How I Got the Shot: “Great Crested Grebes”, Bertie Gregory
I’ve always had a fascination with great crested grebes. They are good looking, they have some amazing behaviours and their chicks are the cutest things on the planet. Even so, I have never spent a significant period of time with this species. I recently travelled to Holland to set this straight. Great crested grebes are common throughout both Britain and Holland, so there are plenty of images of them. But I wanted my images to be different. I decided that if I was going to have any chance at achieving this aim, I had to get both very low and very close. In order to do this, I had to get in the water. Obtaining permission to do this in the UK is difficult, whereas in Holland I had a location where it was acceptable.
I chose to focus my efforts on one particular pair: they were used to human noise and movements as for the last few years they had nested near to a section of river with regular boat traffic. Whilst they were very used to humans on the water, they had never seen a human in the water, so at first they were very tentative. Each day I edged closer, studying the birds for any sign of stress. It was crucial that I didn’t rush this process as if disturbed the grebes would abandon the nest. Furthermore, I wouldn’t get any images. After spending 7 hours a day for 7 days in the water, the grebes relaxed and regularly fished around my feet within my lenses minimum focus distance of 2 metres. This was great as I had an excuse to put the camera down (not literally or it would have got very wet) and enjoy the show.
Although having grebes fishing around my legs was special, my favourite encounter came when the pair’s eggs started to hatch. Each day another chick hatched until there were four in total. At this point, the adults took the chicks off the nest and led them out onto the river. Because I had already spent so much time in the water with the adults, they pretty much ignored me and as a result, so too did the chicks.
On one particular morning, a small section of riverbank was shaded by an overhanging willow tree. Meanwhile, the grebe family was fishing about 5 metres from the bank and was lit by the sun. This meant with the right alignment, I could photograph the family with a jet-black background. For some unknown reason, the chicks then lined themselves up along my plane of focus, all looking in different directions. If this wasn’t lucky enough, one of the adults then plucked a feather from its wing and fed it to one of the chicks. A magical moment.
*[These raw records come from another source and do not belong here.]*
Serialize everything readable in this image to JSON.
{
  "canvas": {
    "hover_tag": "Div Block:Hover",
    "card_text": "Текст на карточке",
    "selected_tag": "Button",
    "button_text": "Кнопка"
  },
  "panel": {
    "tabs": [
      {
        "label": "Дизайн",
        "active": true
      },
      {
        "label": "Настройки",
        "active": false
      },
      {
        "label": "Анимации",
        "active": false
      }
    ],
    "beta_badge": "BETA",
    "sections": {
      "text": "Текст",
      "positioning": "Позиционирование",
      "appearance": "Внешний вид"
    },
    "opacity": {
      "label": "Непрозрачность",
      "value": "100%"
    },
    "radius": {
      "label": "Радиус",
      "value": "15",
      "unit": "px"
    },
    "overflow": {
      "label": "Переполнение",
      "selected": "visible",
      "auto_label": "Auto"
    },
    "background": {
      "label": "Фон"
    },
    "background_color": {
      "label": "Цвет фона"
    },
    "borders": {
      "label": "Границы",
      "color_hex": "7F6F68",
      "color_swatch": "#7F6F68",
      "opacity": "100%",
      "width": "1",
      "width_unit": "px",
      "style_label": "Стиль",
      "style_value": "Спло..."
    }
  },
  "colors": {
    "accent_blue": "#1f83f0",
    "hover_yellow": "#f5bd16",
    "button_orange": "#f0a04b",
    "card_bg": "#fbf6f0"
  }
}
It’s thought the feathers build up in the stomach and act as a filter to catch fish bones. Grebes then cough up a pellet containing the bones (similarly to owls) and the feathers help to lubricate this process.